  1. Cloud-hosted versions of applications that previously ran on on-premises servers.
  2. Cloud-native applications designed specifically for cloud workflows.

Many vendors offer cloud-hosted software but promise cloud-native benefits. True cloud-native applications fully leverage cloud technology. Hosting applications on the cloud that could run on a server doesn’t truly harness cloud technology. This is as true for SCADA as it is for your email client.

A Cloud-Native Manufacturing Plant: Cloud SCADA, Cloud ERP, Cloud MES!

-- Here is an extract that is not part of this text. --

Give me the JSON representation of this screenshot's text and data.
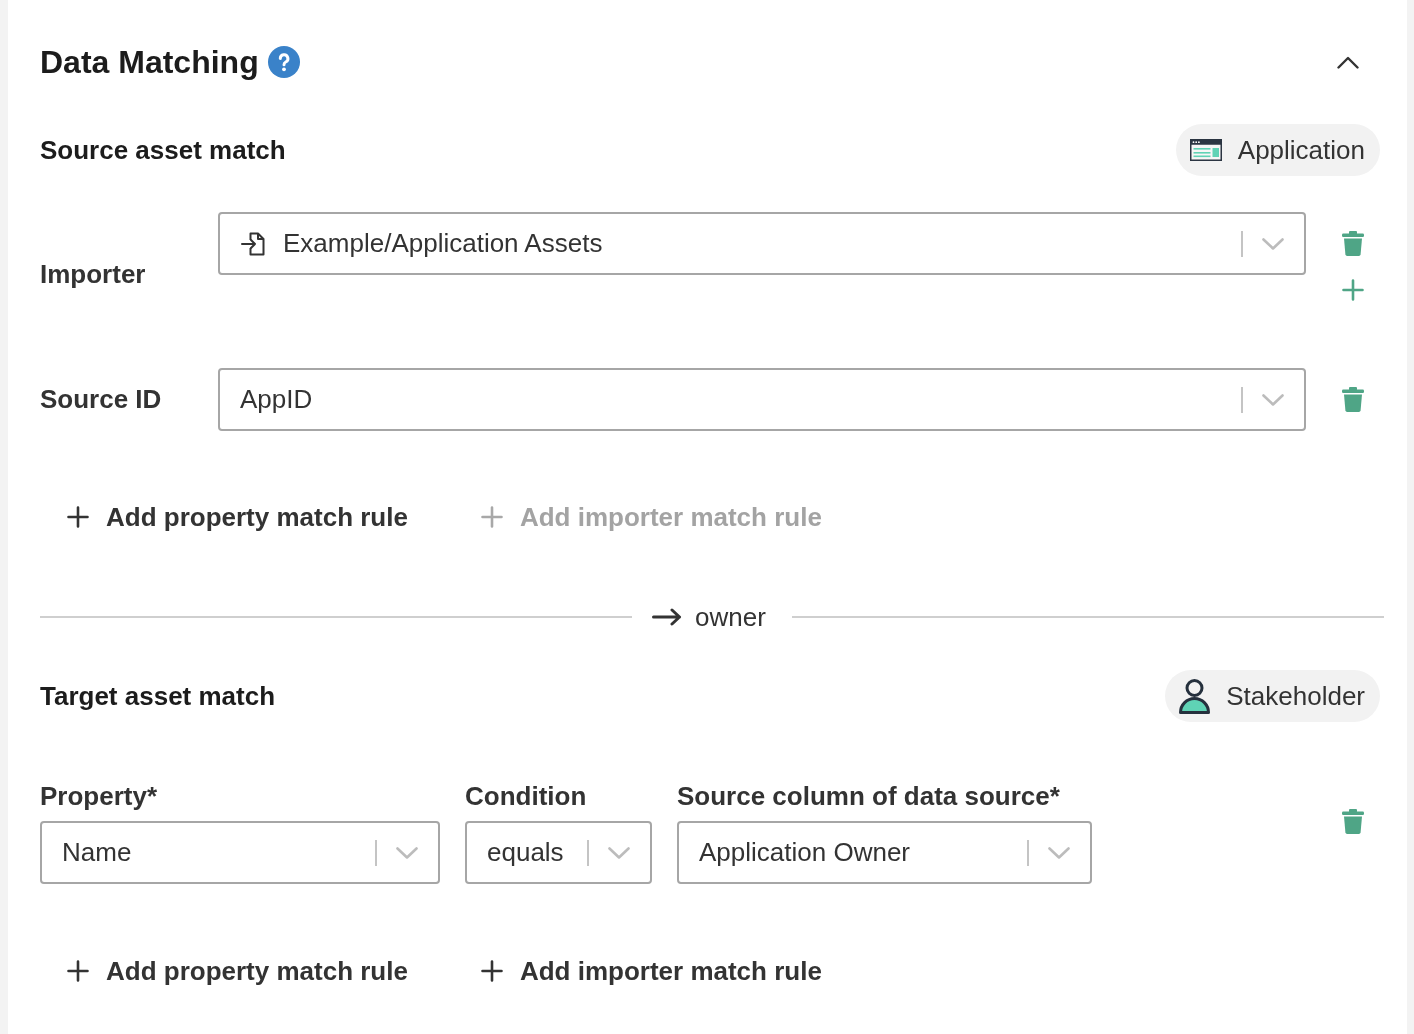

The diagram showcases a hybrid industrial control system integrating cloud and on-premises environments. In the cloud environment, the system includes Cloud ERP, Cloud MES, and Cloud SCADA. Cloud ERP manages resources and business insights, interacting with MES and SCADA to facilitate resource planning. Cloud MES handles manufacturing operations, providing real-time data and control to on-premises systems, and works with SCADA for smooth production processes. Cloud SCADA supervises and controls industrial processes remotely, collecting data from on-premises PLCs and edge devices for analysis and monitoring.

In the on-premises environment, roles and components include Plant Manager, Operator, Maintenance, Edge Devices, and PLCs. The Plant Manager oversees production, utilizing data from cloud MES and SCADA for informed decision-making. Operators manage daily operations, interacting with on-premises SCADA and PLC systems. Maintenance personnel perform regular maintenance and troubleshooting, using SCADA insights to predict and prevent equipment failures. Edge Devices collect and preprocess data from PLCs and sensors before sending it to the cloud. PLCs directly control machinery, communicating with cloud SCADA for real-time monitoring and control.

This hybrid setup allows centralized control, real-time monitoring, and seamless integration between business operations and manufacturing processes, enhancing efficiency, scalability, and flexibility.

Security Advantages of Cloud SCADA

A common criticism of Cloud SCADA is security. The belief is that on-premises systems are more secure. However, many security breaches occur when remote solutions are hacked together for on-prem systems. Cloud-native applications provide better remote solutions securely. Using cloud environments normalizes security procedures and separates facility security from system security.

The Role of Edge Computing in Cloud SCADA

Edge computing addresses latency and system availability issues. Edge devices, located near physical devices, offer limited functionality and access but ensure real-time requirements of SCADA systems are met.

Scalability Advantages of Cloud SCADA

Cloud SCADA simplifies infrastructure, allowing easy scalability. Adding new facilities becomes straightforward, with centralized cloud management supporting multiple locations without duplicating resources.

Continuous Improvement

Cloud infrastructure facilitates continuous improvement through scalable testing and digital twins, transforming manufacturing operations.


Cloud software, provided as a service, aligns with user needs, pushing innovation and closing the gap between traditional and cloud systems.

Cost Considerations

Cloud systems may be more expensive for large corporations in terms of licenses and maintenance. However, the benefits of continuous improvement, scalability, and user-centric design make cloud services a superior long-term choice.

Final Thoughts

Cloud SCADA is the future, driven by increasing security, flexibility, and cost-efficiency. As cloud computing becomes cheaper, the transition to Cloud SCADA will be inevitable for manufacturers of all sizes.